Enquirers receive a comprehensive practical coverage of Craft membership and there is an air of enthusiasm among many members and their wives. Yet in its life of twenty five years (apart from founders, deaths and present members) over seventy men have passed through the lodge. My mother lodge, in the same area and one of the largest in New Zealand, has a similar pattern; in its first twenty years, seventy four members came and went but in the last two decades 140 disappeared. This increasing pattern of interested entrants becoming disenchanted departures is repeated throughout the country

Whether action within the Craft has been adequate is a matter of opinion. Certainly it has not been sufficient to restrain our decline.

Appeals for Progress

Many appeals for action have been heard:-

from Grand Masters:
'To allow Freemasonry to take the road to apathy and indifference . . . is a gratuitous insult to
our early brethren.'
'No progress has ever been made by the unthinking and complacent acceptance of existing
conditions.'

from a Board President and a Past Grand Secretary:
'We cannot get improvements unless we make changes - we must adapt to different conditions
and circumstances - we dare not remain static.'
'The future is what we make it today.'

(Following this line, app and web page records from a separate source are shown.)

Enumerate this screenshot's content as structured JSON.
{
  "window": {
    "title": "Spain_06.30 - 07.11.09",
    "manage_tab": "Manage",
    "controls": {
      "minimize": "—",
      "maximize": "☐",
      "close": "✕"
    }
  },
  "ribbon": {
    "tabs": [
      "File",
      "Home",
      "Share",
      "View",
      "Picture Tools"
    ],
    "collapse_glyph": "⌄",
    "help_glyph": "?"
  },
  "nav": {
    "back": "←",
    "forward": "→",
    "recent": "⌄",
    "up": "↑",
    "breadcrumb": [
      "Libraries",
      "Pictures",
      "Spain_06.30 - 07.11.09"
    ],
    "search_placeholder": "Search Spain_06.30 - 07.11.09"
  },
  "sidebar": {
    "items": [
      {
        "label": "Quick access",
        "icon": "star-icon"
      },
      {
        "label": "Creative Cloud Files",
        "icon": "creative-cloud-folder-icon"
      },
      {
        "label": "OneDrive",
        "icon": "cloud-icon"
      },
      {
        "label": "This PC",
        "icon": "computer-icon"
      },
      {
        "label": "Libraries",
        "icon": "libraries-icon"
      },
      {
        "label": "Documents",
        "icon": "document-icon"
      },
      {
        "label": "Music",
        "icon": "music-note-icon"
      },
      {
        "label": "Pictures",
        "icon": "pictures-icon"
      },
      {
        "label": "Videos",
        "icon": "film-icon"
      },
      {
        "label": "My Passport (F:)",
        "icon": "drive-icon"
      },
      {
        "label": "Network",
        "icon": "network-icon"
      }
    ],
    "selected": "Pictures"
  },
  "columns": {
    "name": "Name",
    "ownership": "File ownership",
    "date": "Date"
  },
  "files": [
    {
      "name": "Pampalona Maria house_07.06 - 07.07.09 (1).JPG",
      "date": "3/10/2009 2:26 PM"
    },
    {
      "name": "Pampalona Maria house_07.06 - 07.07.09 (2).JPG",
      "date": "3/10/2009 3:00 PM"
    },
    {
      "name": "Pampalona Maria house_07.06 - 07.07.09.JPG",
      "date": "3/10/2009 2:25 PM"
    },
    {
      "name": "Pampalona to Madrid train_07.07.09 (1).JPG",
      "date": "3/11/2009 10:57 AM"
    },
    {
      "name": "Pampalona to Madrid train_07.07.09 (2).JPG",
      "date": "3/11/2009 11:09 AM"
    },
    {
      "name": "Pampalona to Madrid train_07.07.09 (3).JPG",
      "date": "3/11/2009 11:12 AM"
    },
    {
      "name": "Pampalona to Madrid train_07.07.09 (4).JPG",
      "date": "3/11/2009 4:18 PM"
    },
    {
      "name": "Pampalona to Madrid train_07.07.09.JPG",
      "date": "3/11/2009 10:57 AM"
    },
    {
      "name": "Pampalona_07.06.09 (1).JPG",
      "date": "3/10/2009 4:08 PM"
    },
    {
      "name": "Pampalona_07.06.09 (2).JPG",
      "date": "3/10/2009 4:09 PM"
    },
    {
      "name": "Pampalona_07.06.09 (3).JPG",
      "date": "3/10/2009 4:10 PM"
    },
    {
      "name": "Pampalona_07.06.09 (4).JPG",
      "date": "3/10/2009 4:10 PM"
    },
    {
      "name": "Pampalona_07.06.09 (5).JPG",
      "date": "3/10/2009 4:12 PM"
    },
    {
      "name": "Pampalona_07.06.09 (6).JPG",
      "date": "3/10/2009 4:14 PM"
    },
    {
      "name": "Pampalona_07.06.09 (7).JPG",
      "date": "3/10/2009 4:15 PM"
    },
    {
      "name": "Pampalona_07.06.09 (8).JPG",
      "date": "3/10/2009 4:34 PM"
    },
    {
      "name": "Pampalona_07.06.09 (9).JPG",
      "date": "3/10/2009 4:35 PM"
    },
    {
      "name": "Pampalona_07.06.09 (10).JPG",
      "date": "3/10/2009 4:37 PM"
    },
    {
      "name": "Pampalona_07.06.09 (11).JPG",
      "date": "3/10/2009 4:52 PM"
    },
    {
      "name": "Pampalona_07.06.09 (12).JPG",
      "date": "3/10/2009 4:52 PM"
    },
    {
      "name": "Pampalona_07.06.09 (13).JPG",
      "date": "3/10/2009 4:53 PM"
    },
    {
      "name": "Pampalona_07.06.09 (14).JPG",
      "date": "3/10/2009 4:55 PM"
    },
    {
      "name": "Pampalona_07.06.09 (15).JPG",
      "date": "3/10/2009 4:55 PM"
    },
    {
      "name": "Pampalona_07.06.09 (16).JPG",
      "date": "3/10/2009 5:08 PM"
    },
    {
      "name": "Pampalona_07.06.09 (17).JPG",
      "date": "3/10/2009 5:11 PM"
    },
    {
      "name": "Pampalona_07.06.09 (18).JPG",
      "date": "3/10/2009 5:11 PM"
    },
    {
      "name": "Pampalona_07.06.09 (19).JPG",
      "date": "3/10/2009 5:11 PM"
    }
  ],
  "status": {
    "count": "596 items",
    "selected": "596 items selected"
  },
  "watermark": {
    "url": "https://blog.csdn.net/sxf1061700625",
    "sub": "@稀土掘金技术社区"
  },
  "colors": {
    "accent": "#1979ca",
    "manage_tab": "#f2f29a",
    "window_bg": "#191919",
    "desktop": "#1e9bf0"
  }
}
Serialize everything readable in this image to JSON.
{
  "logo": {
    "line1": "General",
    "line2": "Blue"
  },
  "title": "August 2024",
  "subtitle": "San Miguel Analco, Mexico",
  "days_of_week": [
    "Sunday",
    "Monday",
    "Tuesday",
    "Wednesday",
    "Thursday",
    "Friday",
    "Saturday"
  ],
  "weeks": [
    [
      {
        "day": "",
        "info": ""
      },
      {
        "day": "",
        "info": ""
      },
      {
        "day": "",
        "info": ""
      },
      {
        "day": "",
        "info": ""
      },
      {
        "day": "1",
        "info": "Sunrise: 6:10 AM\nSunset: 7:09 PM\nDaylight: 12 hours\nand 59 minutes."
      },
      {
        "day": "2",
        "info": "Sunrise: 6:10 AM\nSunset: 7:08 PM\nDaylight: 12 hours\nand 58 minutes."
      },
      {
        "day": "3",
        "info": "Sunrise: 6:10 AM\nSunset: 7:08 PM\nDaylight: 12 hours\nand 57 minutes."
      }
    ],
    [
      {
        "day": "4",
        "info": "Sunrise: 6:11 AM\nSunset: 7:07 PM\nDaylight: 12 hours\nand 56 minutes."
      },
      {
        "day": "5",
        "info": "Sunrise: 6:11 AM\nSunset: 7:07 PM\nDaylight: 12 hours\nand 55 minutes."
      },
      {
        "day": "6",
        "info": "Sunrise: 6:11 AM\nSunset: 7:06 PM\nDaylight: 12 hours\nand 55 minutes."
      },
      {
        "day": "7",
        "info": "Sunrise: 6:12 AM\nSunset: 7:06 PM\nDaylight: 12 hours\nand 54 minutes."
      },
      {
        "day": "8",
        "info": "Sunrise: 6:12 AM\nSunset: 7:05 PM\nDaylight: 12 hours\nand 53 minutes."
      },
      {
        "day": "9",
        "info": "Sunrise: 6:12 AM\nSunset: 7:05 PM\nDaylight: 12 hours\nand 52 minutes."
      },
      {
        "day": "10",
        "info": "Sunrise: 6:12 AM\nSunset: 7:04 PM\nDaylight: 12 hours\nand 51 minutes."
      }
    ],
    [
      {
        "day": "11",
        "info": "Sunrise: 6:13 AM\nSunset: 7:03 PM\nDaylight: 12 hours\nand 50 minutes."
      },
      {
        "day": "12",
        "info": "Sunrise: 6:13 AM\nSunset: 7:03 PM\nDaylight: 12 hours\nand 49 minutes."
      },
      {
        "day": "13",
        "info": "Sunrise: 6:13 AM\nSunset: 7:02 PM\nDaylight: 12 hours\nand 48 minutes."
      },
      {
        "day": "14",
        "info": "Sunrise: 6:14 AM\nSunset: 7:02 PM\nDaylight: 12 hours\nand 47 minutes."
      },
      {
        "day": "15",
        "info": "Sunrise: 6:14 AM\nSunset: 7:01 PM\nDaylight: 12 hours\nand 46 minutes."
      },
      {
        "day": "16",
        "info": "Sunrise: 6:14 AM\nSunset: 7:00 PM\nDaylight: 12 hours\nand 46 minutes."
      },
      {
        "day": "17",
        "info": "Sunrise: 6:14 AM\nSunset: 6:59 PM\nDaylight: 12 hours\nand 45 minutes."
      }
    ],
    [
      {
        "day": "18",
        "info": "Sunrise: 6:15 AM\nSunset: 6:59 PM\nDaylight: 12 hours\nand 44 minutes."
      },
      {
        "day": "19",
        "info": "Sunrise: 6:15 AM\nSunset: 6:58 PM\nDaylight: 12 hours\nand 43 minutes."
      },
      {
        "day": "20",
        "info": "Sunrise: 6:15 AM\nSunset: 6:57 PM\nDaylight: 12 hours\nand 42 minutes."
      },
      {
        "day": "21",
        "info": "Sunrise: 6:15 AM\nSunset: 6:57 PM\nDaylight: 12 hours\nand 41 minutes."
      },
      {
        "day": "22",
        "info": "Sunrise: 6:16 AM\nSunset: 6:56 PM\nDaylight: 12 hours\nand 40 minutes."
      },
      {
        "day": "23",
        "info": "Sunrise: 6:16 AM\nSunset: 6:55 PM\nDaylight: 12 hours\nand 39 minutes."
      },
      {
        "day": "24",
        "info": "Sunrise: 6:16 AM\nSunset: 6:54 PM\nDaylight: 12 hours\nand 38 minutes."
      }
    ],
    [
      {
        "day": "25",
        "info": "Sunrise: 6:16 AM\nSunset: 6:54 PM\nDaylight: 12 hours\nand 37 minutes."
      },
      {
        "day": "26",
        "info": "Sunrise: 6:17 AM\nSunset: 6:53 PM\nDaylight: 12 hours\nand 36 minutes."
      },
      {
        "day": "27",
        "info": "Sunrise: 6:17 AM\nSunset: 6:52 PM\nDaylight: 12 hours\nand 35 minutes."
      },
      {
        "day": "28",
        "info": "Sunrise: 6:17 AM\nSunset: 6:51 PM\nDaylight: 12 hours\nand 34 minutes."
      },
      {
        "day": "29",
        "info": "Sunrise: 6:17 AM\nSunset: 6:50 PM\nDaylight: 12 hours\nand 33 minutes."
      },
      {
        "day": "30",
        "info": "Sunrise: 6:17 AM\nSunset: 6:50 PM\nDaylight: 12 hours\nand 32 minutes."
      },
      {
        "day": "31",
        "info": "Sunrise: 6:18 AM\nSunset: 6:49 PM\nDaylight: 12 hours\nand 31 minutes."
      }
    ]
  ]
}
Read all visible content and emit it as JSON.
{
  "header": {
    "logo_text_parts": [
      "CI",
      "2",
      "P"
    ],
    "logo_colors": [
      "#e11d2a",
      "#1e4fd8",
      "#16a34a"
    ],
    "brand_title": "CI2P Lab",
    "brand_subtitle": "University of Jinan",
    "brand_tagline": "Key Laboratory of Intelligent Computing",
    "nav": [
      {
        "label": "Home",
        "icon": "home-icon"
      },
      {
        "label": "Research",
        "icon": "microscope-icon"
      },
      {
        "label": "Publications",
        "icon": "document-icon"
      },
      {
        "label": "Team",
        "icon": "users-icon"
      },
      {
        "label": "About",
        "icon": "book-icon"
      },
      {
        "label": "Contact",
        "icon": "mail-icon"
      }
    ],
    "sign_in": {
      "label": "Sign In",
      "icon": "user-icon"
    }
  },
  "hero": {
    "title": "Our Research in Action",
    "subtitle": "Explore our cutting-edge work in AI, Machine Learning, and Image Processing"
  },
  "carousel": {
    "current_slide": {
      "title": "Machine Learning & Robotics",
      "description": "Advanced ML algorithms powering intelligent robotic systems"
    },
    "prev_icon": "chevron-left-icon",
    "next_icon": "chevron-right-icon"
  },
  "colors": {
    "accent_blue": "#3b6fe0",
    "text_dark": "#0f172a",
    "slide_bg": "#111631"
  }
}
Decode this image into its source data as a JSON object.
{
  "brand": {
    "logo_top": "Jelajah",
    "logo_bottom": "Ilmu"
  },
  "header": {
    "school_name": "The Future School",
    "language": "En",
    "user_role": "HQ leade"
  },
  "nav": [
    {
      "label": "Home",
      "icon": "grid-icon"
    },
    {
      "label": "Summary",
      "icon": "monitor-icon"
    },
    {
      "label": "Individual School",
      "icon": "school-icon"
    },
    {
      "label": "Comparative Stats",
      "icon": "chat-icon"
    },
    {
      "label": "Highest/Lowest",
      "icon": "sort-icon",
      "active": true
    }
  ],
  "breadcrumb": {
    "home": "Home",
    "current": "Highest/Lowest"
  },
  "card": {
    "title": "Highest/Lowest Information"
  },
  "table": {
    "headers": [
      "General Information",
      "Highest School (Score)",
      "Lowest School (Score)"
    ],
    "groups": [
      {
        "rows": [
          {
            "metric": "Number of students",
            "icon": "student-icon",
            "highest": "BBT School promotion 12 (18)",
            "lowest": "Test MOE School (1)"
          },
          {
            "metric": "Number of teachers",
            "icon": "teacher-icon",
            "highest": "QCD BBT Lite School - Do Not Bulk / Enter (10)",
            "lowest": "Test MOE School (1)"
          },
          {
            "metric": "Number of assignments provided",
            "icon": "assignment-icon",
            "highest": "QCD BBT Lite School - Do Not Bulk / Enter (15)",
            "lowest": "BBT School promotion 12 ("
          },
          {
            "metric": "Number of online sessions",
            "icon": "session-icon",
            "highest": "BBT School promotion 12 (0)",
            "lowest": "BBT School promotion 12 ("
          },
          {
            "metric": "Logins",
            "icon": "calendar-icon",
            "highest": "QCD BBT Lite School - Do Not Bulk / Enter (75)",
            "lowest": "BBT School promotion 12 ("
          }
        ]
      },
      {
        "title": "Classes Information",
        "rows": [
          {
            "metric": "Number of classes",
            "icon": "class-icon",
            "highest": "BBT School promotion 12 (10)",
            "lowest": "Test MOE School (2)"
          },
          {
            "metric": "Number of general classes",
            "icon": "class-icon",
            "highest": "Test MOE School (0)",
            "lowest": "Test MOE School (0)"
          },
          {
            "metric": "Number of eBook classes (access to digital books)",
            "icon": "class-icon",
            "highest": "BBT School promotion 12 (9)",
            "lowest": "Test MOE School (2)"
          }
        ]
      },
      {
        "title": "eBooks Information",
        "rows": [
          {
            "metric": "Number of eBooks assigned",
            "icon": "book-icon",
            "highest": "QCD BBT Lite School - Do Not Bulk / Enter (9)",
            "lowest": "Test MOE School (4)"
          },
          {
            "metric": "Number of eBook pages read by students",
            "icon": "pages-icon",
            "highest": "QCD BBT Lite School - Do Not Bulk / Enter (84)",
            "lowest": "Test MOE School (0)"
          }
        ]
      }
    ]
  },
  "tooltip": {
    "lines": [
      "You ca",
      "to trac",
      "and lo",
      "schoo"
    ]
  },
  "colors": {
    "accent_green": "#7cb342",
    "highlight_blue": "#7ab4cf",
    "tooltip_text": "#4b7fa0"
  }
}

from Grand Lodge Officers:
'But let us not wait for tomorrow - it may be too late. Let us put our house in order today.'
. . not much has changed and not much has been done - except talk.'

from Past Masters:

'Interest and enthusiasm cannot be induced by legislation.
'(We) need a bold new approach from the top.

All are illustrations of pleas printed in the past.

My Appeal to the Craft

I believe the facts speak for themselves. We face not just a problem but a crisis. 1 believe we must act now. We have no time to adhere to our usual pedantic business procedures or search for consensus answers, nor is this the time to debte solutions. The Craft has an abundance of ability to produce promising remedies to explore. I urge that consideration of this paper be concentrated on the extent of the problem and the need to gain urgent and general acceptance of it.

There is no intention to criticise - but hopefuly to galvanise. If with full appreciation of the crisis, we with urgency and resolution take bold, even radical action now, we may yet preserve the future of Freemasonry. But the first vital step is - I submit - to stimulate the will of all in the Craft to readily accept, absorb and apply the remedies developed. If we fail to do this, we could well be within the Final Forty Years of Freemasonry.

References
Proceedings of the Grand Lodge of New Zealand 1940-85.
History of the Grand Lodge of New Zealand 1890-1969 R.W. Bro. F.G. Northern, P.Dep.G.M.
Transactions of United Masters Lodge No.167.
P.J. Oliver Index to Board of General Purposes Minutes.
Seminar papers.
Published Reports to Board of General Purposes and Lodges.
White Papers 1927-85.
Pilot Survey of Opinions and Attitudes July 1980.
Second Survey of Opinions and Attitudes February 1982.
Profiles of Membership Trends - W.Bro. D.G. Wolstenholme.
1945 3 1950 10 1955 7 1960 5
1946 6 1951 5 1956 5 1961 3
1947 8 1952 6 1957 6 1962 5
1948 11 1953 6 1958 5 1963 6
1949 1 1954 5 1959 6 1964 3
SOURCE: UML Vol 26 No. 12